DC Universe Online
Platforms: PlayStation 3, PC
Genre: Online role-playing; Publisher: Sony
ESRB Rating: T, for teen
Grade: 4 stars (out of 5)
Not every online multiplayer game strives to be World of Warcraft. Being fast, furious and effective in a rather abbreviated time span can actually work in a game’s favor, as long as the game effectively provides what it promises.
This is essentially the good/bad appeal of DC Universe Online. This massively multiplayer online game (MMOG) is seemingly built and designed for the gamer who wants tons of action, wants the character to reach the top of his or her abilities, and then feel comfortable enough to move on.

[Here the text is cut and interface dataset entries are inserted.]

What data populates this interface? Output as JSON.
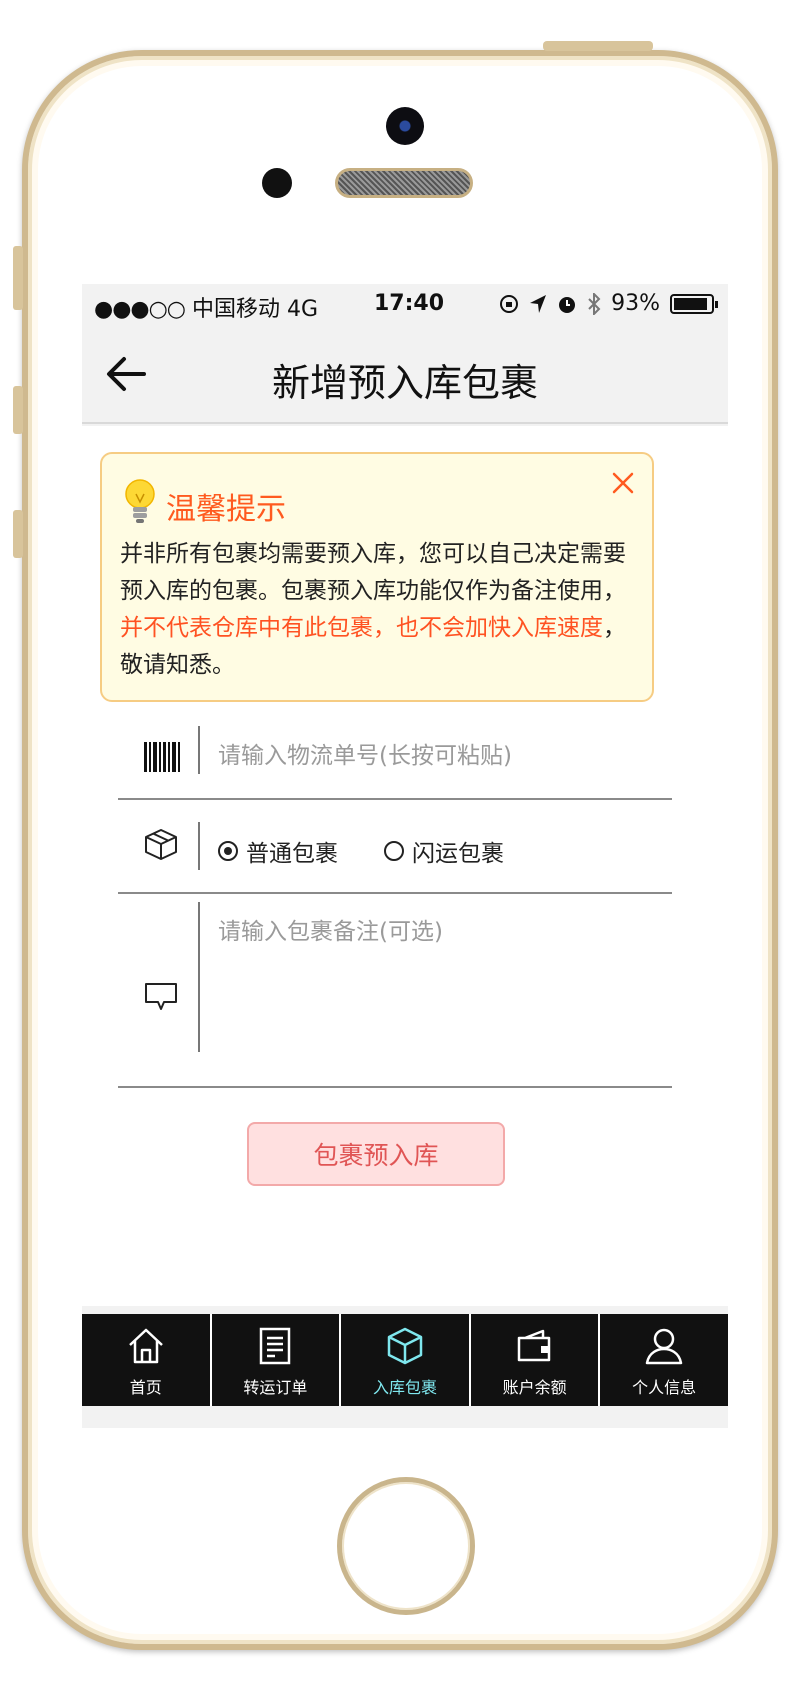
{
  "status": {
    "signal": "●●●○○",
    "carrier": "中国移动",
    "network": "4G",
    "time": "17:40",
    "battery": "93%",
    "battery_level": 0.93
  },
  "nav": {
    "title": "新增预入库包裹"
  },
  "tip": {
    "title": "温馨提示",
    "line1": "并非所有包裹均需要预入库，您可以自己决定需要",
    "line2": "预入库的包裹。包裹预入库功能仅作为备注使用，",
    "line3_red": "并不代表仓库中有此包裹，也不会加快入库速度",
    "line3_tail": "，",
    "line4": "敬请知悉。"
  },
  "form": {
    "tracking_placeholder": "请输入物流单号(长按可粘贴)",
    "type_options": [
      {
        "label": "普通包裹",
        "selected": true
      },
      {
        "label": "闪运包裹",
        "selected": false
      }
    ],
    "note_placeholder": "请输入包裹备注(可选)",
    "submit_label": "包裹预入库"
  },
  "tabs": [
    {
      "label": "首页",
      "icon": "home-icon",
      "active": false
    },
    {
      "label": "转运订单",
      "icon": "document-icon",
      "active": false
    },
    {
      "label": "入库包裹",
      "icon": "box-icon",
      "active": true
    },
    {
      "label": "账户余额",
      "icon": "wallet-icon",
      "active": false
    },
    {
      "label": "个人信息",
      "icon": "user-icon",
      "active": false
    }
  ],
  "colors": {
    "accent_orange": "#ff5a1f",
    "tip_bg": "#fffce3",
    "tab_active": "#7fe7ee",
    "submit_bg": "#ffe0e0"
  }
}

Let’s face it: There may not be a better way to do this than by basing the entire game off the DC Comics license.
Instead of populating an unknown world with hobbits, archers and warriors, you get to create a superhero (or supervillain, if you prefer) and interact with characters you already know and some you may not remember.
With the game’s easy-to-navigate character creator, it takes all of about 30 seconds before you find yourself in some fighting.

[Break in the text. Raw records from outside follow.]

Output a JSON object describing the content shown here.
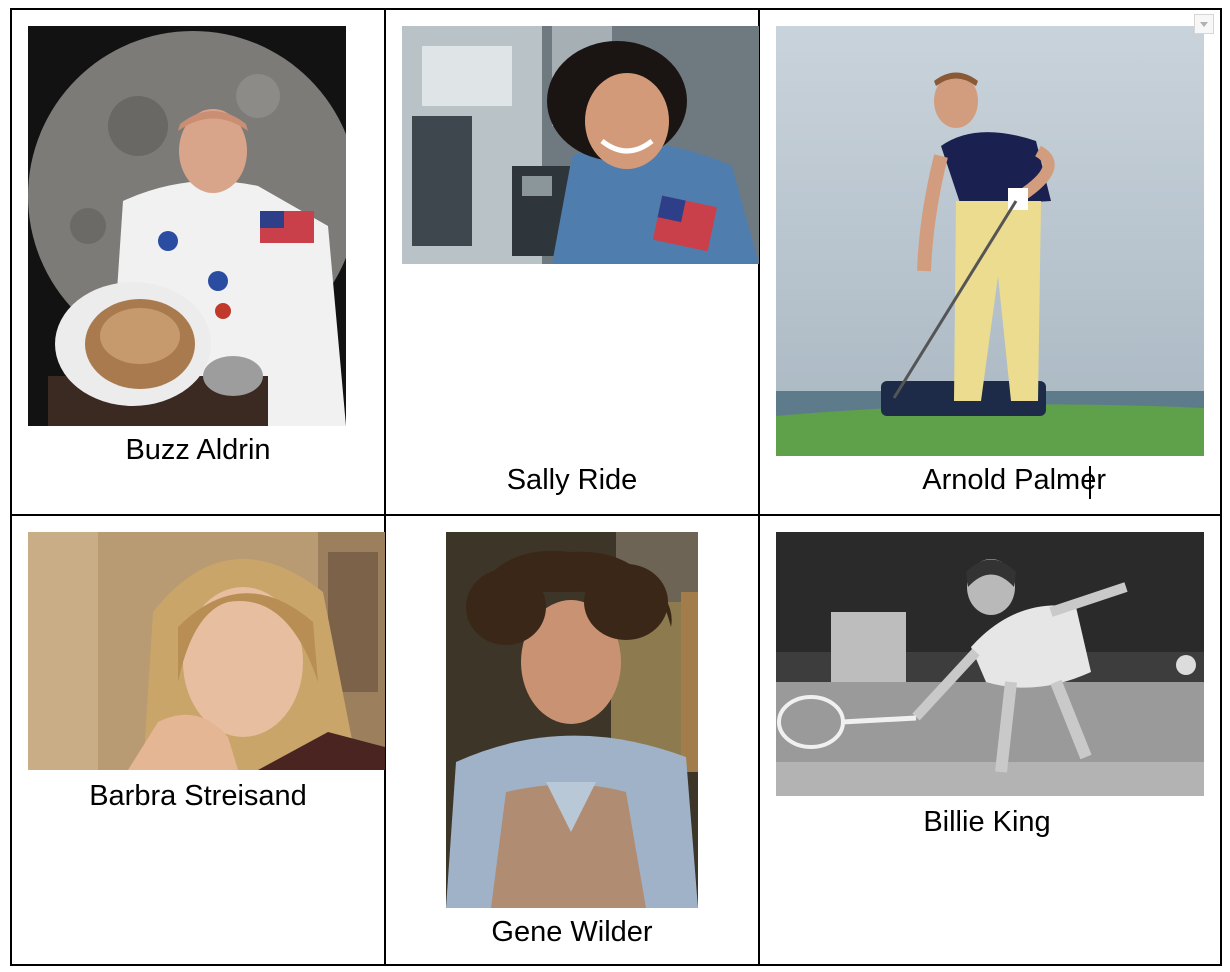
{
  "table": {
    "cells": [
      {
        "caption": "Buzz Aldrin",
        "photo_alt": "astronaut-photo"
      },
      {
        "caption": "Sally Ride",
        "photo_alt": "astronaut-photo"
      },
      {
        "caption": "Arnold Palmer",
        "photo_alt": "golfer-photo"
      },
      {
        "caption": "Barbra Streisand",
        "photo_alt": "portrait-photo"
      },
      {
        "caption": "Gene Wilder",
        "photo_alt": "portrait-photo"
      },
      {
        "caption": "Billie King",
        "photo_alt": "tennis-photo"
      }
    ]
  },
  "colors": {
    "border": "#000000",
    "text": "#000000",
    "page": "#ffffff"
  },
  "icons": {
    "cell_menu": "chevron-down-icon"
  }
}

This is the core of the game: Get into battle, move along and then get into another battle. The cities of Gotham and Metropolis serve as the well-populated battlegrounds, and you’ll form factions and adjust your characters’ skills to achieve victory easier.
Leveling up and unlocking new content from clothing to equipment comes often, and the game constantly rewards you for continued play.
Those looking for greater meaning in this game or hoping to spend the next 12 months living out a second life within this space will find it disappointing. After a while, there are few new dungeons and buildings to raid.
Whether it’s intended or not, the DC Universe Online is a perfect entry-level MMOG that pairs immediate and constant gameplay with a well-known trough of characters and storylines to keep you interested until you top off your character.
Gamers may not hunker down for the long haul, but they won’t complain that their time was not action-packed.
Platforms: Xbox 360, PlayStation 3
Genre: Shooter; Publisher: Square Enix
ESRB Rating: M, for mature
Grade: 2.5 stars
A premise alone can sometimes be enough to send a title into stardom. Mindjack has exactly that kind of potential, but the execution leaves you wanting more and focusing too often on what could have been.
In this futuristic setting, two competing entities can enter the minds of just about any character and command it to do their bidding. No one can be trusted, and the person by your side can quickly become your enemy.
Awesome premise, right? If only the gameplay matched the idea’s wit.
Being able to “hack” into the mind of a random human, animal or robot in a given space is really smart gaming.
Pinned behind cover by numerous shooters? Just leave your body and hack into someone nearby who’s got the drop on those pesky foes.
It’s genius when it works, but most of the time you’re left hoping for more.
This is primarily because the controls are stiff. Real stiff. Like walking-dead stiff. Yes, you can run and tumble and execute some melee moves, but none of it feels fluid.
Pair with this the incredibly weak artificial intelligence (for both friend and foe), and the game’s weaknesses get exposed. The drab environments don’t do Mindjack any favors, either (apparently gray is the only acceptable color to wear and decorate with).
Mindjack begins with an intriguing proposition of not truly knowing who is your friend and who is your enemy.
The game lets you down too often, however, and leaves your constantly feeling that it’s never on your side.
Follow Chris Campbell at twitter.com/campbler.